Basically, the court held that police generally may not, without a search warrant, search the digital information on cellphones from an individual who has been arrested.

That decision will have little direct impact on employer-employee relations, particularly as to private employers. Yet, it gives a clear signal that the Supreme Court recognizes that an individual’s digital personal information needs to be protected.

With that said, in litigation between employers and employees, the digital information within a cellphone is often discoverable. By way of example, in a sexual harassment case, the texts between the accuser and the accused along with texts from both of them to their respective friends also can provide compelling evidence supporting or contradicting the claims.

For an employer that knows a claim is going to be made against it, it should communicate with its attorney about the obligation and procedure to preserve all possibly relevant information, including such texts that might be on the employee’s cellphone. If electronic information on a cellphone or elsewhere is available at the time that a claim is known, and it is later destroyed so the other side cannot use it, the court may issue sanctions against the party that allowed the electronic information to be destroyed, including, but not limited to, allowing the jury to draw a negative inference that the destroyed information would be hurtful to the party that allowed it to be destroyed or possibly even ruling in the favor of the party that did not destroy the evidence.
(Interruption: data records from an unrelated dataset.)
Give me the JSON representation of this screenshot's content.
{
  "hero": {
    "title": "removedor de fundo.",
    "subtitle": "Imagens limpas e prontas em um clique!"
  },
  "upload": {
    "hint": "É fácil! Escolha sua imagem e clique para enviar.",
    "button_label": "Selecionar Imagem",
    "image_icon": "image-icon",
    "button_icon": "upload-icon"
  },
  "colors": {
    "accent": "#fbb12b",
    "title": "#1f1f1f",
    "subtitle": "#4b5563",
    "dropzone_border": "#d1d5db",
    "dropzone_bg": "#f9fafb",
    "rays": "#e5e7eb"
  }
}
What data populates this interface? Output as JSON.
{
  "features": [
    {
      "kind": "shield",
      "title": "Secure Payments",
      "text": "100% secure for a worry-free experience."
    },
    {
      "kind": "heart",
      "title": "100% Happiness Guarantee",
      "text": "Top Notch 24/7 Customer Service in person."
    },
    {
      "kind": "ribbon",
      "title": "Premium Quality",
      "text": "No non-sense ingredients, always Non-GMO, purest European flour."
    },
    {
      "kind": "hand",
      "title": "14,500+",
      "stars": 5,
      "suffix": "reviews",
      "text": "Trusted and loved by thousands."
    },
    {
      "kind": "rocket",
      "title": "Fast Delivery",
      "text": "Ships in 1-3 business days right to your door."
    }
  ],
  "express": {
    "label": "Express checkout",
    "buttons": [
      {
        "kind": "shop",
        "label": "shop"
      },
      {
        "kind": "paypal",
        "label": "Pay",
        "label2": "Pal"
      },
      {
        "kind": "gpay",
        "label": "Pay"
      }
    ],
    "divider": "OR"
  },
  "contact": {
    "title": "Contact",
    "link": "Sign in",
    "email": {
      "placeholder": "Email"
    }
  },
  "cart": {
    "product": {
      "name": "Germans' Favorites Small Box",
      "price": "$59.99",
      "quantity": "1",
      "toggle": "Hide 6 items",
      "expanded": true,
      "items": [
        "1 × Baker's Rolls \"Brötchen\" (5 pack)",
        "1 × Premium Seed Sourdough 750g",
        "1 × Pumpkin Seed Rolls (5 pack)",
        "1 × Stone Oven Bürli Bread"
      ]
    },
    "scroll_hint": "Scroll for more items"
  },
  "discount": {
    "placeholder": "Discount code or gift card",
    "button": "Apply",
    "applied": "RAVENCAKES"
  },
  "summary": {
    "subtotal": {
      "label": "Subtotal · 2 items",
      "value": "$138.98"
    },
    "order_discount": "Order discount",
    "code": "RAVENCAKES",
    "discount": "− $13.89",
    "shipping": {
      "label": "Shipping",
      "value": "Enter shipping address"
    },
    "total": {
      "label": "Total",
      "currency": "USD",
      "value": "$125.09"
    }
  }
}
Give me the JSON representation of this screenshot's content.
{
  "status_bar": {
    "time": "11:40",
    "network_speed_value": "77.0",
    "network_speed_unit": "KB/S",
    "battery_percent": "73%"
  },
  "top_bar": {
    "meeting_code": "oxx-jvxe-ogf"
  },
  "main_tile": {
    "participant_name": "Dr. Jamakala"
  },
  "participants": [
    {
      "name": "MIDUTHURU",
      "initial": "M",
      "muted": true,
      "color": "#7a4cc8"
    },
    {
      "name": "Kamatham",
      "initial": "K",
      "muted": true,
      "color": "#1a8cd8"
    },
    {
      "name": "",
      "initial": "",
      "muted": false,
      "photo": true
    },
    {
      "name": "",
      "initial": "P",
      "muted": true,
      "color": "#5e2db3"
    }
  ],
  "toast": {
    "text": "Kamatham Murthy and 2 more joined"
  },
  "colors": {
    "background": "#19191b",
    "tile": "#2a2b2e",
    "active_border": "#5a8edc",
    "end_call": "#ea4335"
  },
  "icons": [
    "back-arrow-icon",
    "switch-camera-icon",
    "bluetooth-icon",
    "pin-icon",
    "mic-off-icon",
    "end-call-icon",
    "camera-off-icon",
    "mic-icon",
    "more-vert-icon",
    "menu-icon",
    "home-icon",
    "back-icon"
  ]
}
It is very important to keep in mind that judges in this electronic age expect the employer and the employee bringing the claim to keep and preserve its discoverable evidence, including electronic information such as emails and texts. For employees, this includes their social media pages.

For example, employees who clean up their Facebook or other social media accounts to remove information that could detract from their claim that someone harassed them at work, that they are sensitive to sexually explicit comments, or that they are currently suffering emotional distress could subsequently in their lawsuit face sanctions for spoliation of evidence from a judge. Deleting electronic information is akin to shredding documents, although some deleted electronic information may be retrievable by a good forensic expert.

J. Daniel Marr is a director and shareholder at Hamblett & Kerrigan, P.A. whose legal practice includes counseling businesses and businesspeople, including professionals, on a variety of legal issues and advocating on their behalf. Marr is licensed and practices in New Hampshire and Massachusetts. He can be reached at dmarr@nashualaw.com.